▶ [EXERCISE DIRECTIONS]
Lines in the listing below containing the string "Vinny" are to be identified and copied.
** Opening INPUT MATERIAL block **
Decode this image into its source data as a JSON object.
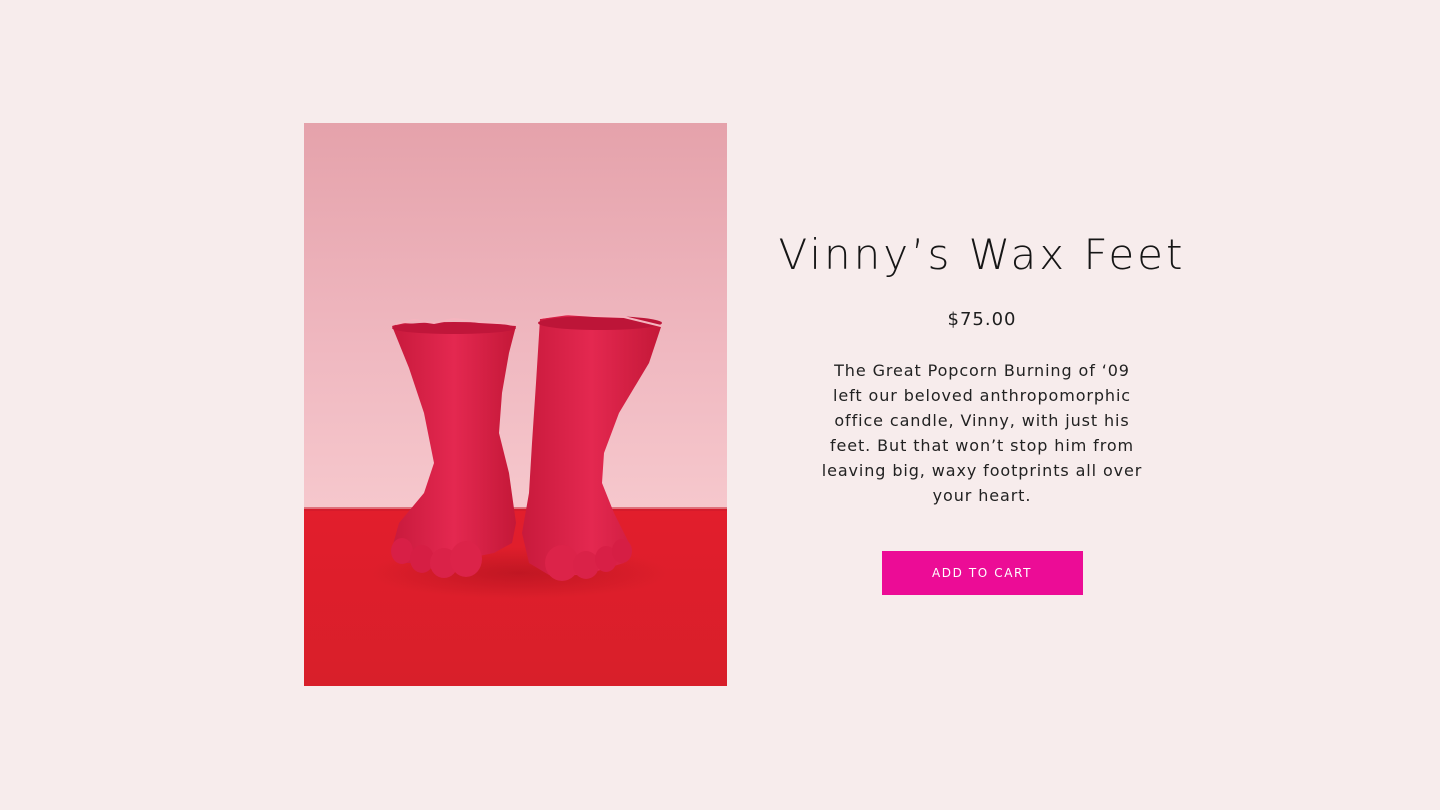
{
  "product": {
    "title": "Vinny’s Wax Feet",
    "price": "$75.00",
    "description": "The Great Popcorn Burning of ‘09 left our beloved anthropomorphic office candle, Vinny, with just his feet. But that won’t stop him from leaving big, waxy footprints all over your heart.",
    "image_icon": "wax-feet-photo",
    "add_to_cart_label": "ADD TO CART"
  },
  "colors": {
    "page_background": "#f7ecec",
    "button_background": "#ec0c96",
    "button_text": "#ffffff",
    "wall": "#e9a4ad",
    "floor": "#dd1e2a",
    "wax": "#dc2044"
  }
}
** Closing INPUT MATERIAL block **
▶ [SOLUTION TO THIS TASK]
    "title": "Vinny’s Wax Feet",
    "description": "The Great Popcorn Burning of ‘09 left our beloved anthropomorphic office candle, Vinny, with just his feet. But that won’t stop him from leaving big, waxy footprints all over your heart.",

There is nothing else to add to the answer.